All Souls Day – Wednesday 2 November
All Souls Day is a holy day set aside for commemorating the faithful departed, in particular (but not exclusively) one’s relatives.
On Wednesday morning staff will have an opportunity to come together and pray in the Kinnoull Chapel to remember deceased loved ones. On this morning we will pray for all those we love who have passed away; and for all our families and friends in our community as they continue to come to terms with their loss and grief.
Community Mass – St Finbar’s Parish
A reminder that this term we will celebrate our final community Mass for the year at St Finbar’s Parish, Brighton East.
Date: Sunday 6 November
All families from St Finbar’s Parish should have received a letter in the mail outlining the details. This week I have met with students and invited them to be involved in the Mass also.
All members from the College community are invited and encouraged to join us for Mass at St Finbar’s.
Mrs Rana Brogan
Deputy Principal – Faith and Mission
Staff and Operations
House Swimming Carnival — Friday 28 October
The annual De La Salle Inter‐House Swimming Carnival will be held at the Carnegie Swim Centre – Koornang Park, Moira Ave, Carnegie. This is a compulsory event for all students from Year 4s to 11.

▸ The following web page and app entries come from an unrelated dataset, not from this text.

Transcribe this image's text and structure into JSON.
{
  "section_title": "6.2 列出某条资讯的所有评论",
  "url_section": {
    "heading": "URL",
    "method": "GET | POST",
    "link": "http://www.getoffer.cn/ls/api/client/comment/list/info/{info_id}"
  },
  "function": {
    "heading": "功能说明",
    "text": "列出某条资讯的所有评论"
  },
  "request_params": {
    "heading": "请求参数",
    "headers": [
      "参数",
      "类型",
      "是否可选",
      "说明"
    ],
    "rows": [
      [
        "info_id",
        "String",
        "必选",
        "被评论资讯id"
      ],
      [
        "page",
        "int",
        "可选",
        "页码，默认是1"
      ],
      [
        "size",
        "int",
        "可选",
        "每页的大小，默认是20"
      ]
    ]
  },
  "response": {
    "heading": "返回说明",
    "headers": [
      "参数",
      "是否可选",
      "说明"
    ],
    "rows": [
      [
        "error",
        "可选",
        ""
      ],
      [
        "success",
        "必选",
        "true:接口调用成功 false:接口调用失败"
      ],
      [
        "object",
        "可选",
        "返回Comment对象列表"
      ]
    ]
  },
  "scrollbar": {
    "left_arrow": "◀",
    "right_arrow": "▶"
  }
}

Parents are also reminded that if for some reason your son is absent on the day a written explanation is required by the College. This must be handed to the Mentor/Homeroom teacher as soon as possible before or after the Swimming Carnival. Disciplinary action will follow for any student who is absent from the carnival without a written explanation from a parent.
All students are expected to wear their De La Salle House sports uniform to and from the venue. Appropriate swimming attire is also required. All students are reminded to be “Sunsmart” and come prepared with a hat, sunscreen and water to drink.
Please refer to the information letter sent this week for full details.
The VCE Unit 3 and 4 examinations commenced on Wednesday 26 October with English in the College gym. De La Salle internal examinations commence on Wednesday 9 November. Students involved in DLS examinations will receive timetable and instructions in the near future. Parents are asked to make themselves aware of their son’s examination timetable. Best wishes to all students for success with their examinations over the next few weeks.
Mr Tom Ryan
Deputy Principal – Staff and Operations